------ Records supplied

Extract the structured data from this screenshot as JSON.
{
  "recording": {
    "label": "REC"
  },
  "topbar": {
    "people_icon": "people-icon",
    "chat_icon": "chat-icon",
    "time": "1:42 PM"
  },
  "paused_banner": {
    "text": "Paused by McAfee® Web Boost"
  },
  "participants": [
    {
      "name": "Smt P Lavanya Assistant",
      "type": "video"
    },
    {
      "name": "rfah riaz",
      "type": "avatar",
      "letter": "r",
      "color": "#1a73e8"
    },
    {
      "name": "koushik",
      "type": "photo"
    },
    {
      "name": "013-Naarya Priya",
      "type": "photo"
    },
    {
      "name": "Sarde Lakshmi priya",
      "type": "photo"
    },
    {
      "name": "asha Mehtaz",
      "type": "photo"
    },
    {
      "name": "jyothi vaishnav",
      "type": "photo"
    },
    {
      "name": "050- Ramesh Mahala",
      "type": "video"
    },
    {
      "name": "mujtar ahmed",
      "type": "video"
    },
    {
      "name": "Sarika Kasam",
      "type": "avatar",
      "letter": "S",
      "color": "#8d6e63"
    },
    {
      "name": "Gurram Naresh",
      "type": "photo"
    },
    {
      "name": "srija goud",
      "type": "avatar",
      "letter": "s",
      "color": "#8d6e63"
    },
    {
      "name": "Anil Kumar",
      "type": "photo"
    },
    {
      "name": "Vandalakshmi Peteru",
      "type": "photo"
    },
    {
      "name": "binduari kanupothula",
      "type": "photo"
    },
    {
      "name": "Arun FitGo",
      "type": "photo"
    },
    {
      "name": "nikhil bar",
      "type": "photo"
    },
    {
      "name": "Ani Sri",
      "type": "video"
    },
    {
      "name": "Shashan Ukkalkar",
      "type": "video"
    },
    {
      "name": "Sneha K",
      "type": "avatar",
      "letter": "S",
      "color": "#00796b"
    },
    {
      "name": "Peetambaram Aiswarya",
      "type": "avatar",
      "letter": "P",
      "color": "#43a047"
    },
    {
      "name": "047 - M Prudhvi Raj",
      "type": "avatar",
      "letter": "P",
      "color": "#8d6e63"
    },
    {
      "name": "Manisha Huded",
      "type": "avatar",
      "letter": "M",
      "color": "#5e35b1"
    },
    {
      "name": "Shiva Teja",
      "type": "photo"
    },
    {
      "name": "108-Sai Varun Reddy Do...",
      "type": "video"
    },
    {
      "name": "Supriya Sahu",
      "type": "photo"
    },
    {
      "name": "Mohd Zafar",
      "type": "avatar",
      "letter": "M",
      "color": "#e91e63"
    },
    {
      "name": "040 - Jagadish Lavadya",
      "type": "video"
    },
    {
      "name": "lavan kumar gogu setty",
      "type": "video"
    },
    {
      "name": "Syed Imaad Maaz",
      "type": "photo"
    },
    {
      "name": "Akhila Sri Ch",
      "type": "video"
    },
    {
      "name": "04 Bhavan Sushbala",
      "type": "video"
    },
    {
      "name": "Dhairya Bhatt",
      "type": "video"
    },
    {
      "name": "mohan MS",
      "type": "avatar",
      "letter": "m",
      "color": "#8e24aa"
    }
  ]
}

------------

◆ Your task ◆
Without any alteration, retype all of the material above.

◆ Answer for this exercise ◆
Extract the structured data from this screenshot as JSON.
{
  "recording": {
    "label": "REC"
  },
  "topbar": {
    "people_icon": "people-icon",
    "chat_icon": "chat-icon",
    "time": "1:42 PM"
  },
  "paused_banner": {
    "text": "Paused by McAfee® Web Boost"
  },
  "participants": [
    {
      "name": "Smt P Lavanya Assistant",
      "type": "video"
    },
    {
      "name": "rfah riaz",
      "type": "avatar",
      "letter": "r",
      "color": "#1a73e8"
    },
    {
      "name": "koushik",
      "type": "photo"
    },
    {
      "name": "013-Naarya Priya",
      "type": "photo"
    },
    {
      "name": "Sarde Lakshmi priya",
      "type": "photo"
    },
    {
      "name": "asha Mehtaz",
      "type": "photo"
    },
    {
      "name": "jyothi vaishnav",
      "type": "photo"
    },
    {
      "name": "050- Ramesh Mahala",
      "type": "video"
    },
    {
      "name": "mujtar ahmed",
      "type": "video"
    },
    {
      "name": "Sarika Kasam",
      "type": "avatar",
      "letter": "S",
      "color": "#8d6e63"
    },
    {
      "name": "Gurram Naresh",
      "type": "photo"
    },
    {
      "name": "srija goud",
      "type": "avatar",
      "letter": "s",
      "color": "#8d6e63"
    },
    {
      "name": "Anil Kumar",
      "type": "photo"
    },
    {
      "name": "Vandalakshmi Peteru",
      "type": "photo"
    },
    {
      "name": "binduari kanupothula",
      "type": "photo"
    },
    {
      "name": "Arun FitGo",
      "type": "photo"
    },
    {
      "name": "nikhil bar",
      "type": "photo"
    },
    {
      "name": "Ani Sri",
      "type": "video"
    },
    {
      "name": "Shashan Ukkalkar",
      "type": "video"
    },
    {
      "name": "Sneha K",
      "type": "avatar",
      "letter": "S",
      "color": "#00796b"
    },
    {
      "name": "Peetambaram Aiswarya",
      "type": "avatar",
      "letter": "P",
      "color": "#43a047"
    },
    {
      "name": "047 - M Prudhvi Raj",
      "type": "avatar",
      "letter": "P",
      "color": "#8d6e63"
    },
    {
      "name": "Manisha Huded",
      "type": "avatar",
      "letter": "M",
      "color": "#5e35b1"
    },
    {
      "name": "Shiva Teja",
      "type": "photo"
    },
    {
      "name": "108-Sai Varun Reddy Do...",
      "type": "video"
    },
    {
      "name": "Supriya Sahu",
      "type": "photo"
    },
    {
      "name": "Mohd Zafar",
      "type": "avatar",
      "letter": "M",
      "color": "#e91e63"
    },
    {
      "name": "040 - Jagadish Lavadya",
      "type": "video"
    },
    {
      "name": "lavan kumar gogu setty",
      "type": "video"
    },
    {
      "name": "Syed Imaad Maaz",
      "type": "photo"
    },
    {
      "name": "Akhila Sri Ch",
      "type": "video"
    },
    {
      "name": "04 Bhavan Sushbala",
      "type": "video"
    },
    {
      "name": "Dhairya Bhatt",
      "type": "video"
    },
    {
      "name": "mohan MS",
      "type": "avatar",
      "letter": "m",
      "color": "#8e24aa"
    }
  ]
}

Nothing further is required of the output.